Haus Hacks

Think Outside the Shower Curtain

By | Haus Hacks | 14 Comments

How many times have we headed straight to the bathroom aisle at a store when we’re in need of a shower curtain? Why do we do that? Are there only certain types of fabrics (or in some scary cases, vinyl) worthy of sheltering our bathrooms from a watery spray? Certainly not! And still, we limit ourselves to the options provided in the much-to-be-desired shower curtain section at the store, spending precious minutes of our life deciding between “eh” and “sorta eh” options. And, to add insult to injury, the shower curtains are all too short! Way too short! We’ve been duped, folks, and I have also been a victim. This is sort of like the time we swallowed down a big bag of Wow! chips at a slumber party right before learning about the hidden, very active ingredient and ruining our favorite pair of Pocahontas pajamas in the process. Ahem.

Now, let’s get serious. There are many, many options for shower curtains that live outside the bathroom aisle. Before we begin, there are some things to consider:

1.) Consider raising up your rod to get the ceiling-to-floor look. It improves the bathroom design every single time. It adds height and space. It adds subtle drama. Go do it right now.

2.) You will need something at least 60″ wide. Something in the 70+” range is more desirable, but 60″ wide will work. The closer to 60″, the more your shower curtain becomes a flat hanging panel and less of a folded curtain. The height depends on your ceiling height, if you’re following rule #1. A typical shower curtain is around 72″ x 72″.

3.) You will need clip-on drapery rings. They typically come in packs of 7, you will need 14, so get two packs. I like Bed Bath & Beyond’s oil-rubbed bronze clips.

4.) If you do not raise up your shower curtain, I will still love like you and all of these alternatives will still work for you. I will, however, shame you with these photos of beautiful (and long) shower curtains:

Did it work? Here are the 5 types of fabric or curtains to consider or search through when wanting a new shower curtain.

1.) Curtain panels

2.) Fabric

3.) Tapestries

4.) Sheets

5.) Tablecloths

Do you think I am crazy yet? Bear with me.

First up are curtain panels.

Some things to note about curtain panels:

  • Great because they come in a range of lengths
  • Relatively inexpensive
  • Requires no sewing or cutting
  • Good fabric weight (heavier vs. a sheet or tablecloth)
  • Because of width limitations, you’ll almost always need two panels
  • The two panel look above is very popular these days, but you could also put two panels side-by-side and still look seamless
Now, using fabric.
Some things to consider about using fabric:
  • Custom size
  • Yardage can get expensive
  • Requires sewing and cutting
  • Tons of options available in a 60″+ width
  • Get really crafty by adding some yardage to an existing, shorter shower curtain (here’s a good example)

Next, tapestries.

Some things to consider about tapestries:

  • Tapestries are big enough (around 90″ x 110″)
  • Some sewing and hemming required to cut to size
  • Harder to find (although Urban Outfitters has some great options here)
  • Perfect fabric weight (heavier – almost like home decor weight)
Now, sheets.

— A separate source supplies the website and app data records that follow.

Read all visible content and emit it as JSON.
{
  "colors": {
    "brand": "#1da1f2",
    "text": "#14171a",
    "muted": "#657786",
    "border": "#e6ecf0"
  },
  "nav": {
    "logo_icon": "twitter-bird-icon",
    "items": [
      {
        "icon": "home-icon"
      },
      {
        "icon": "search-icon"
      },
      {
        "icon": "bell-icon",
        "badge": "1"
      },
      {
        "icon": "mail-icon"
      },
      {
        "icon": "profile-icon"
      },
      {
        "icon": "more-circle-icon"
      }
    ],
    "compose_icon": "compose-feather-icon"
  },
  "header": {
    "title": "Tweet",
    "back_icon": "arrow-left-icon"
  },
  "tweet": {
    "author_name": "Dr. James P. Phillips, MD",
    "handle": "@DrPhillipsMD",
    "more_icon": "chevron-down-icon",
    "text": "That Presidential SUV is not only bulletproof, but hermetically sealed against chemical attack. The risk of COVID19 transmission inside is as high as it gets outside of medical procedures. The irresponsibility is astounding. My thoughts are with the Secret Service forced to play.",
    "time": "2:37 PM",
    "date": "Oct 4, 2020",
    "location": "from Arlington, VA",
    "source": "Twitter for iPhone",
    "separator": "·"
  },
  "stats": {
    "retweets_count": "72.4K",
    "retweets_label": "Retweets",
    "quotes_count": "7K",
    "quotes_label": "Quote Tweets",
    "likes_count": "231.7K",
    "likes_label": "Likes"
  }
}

Oh sheet!
Emily Snuffer
Some fun things about sheets:
  • The college XL twin sheets (now heavily advertised everywhere for the back-to-school season) just happen to be the perfect size for a shower curtain at 66″ x 96″.
  • I am loving these, pictured above.
  • Cotton sateen sheets are water resistant (who knew)
  • Requires some sewing and hemming
  • If you buy a sheet set, not only do you get a new shower curtain, but a new fitted sheet (to match with a color-coordinated flat sheet) and pillowcases! Two new presents in one!
Finally, tablecloths.
Some quick things to note about tablecloths:
  • Come in different lengths, but carry a 60″ width
  • Typically water resistant
  • Might not require any sewing or hemming
  • Harder to find, but Crate and Barrel and Anthropologie always have great choices
  • I know it works because I’ve done it!
What do you think? I love the idea of doing the sheet so my bed can get a mini-makeover too with the remainder of the sheet set.

p/s: Yes, many of these ideas include hemming a too-long side of fabric. And no, I don’t sew. I use heat bond hem tape. Young House Love did a great video tutorial, using a crib skirt to demonstrate, here. You can do it! It’s easy!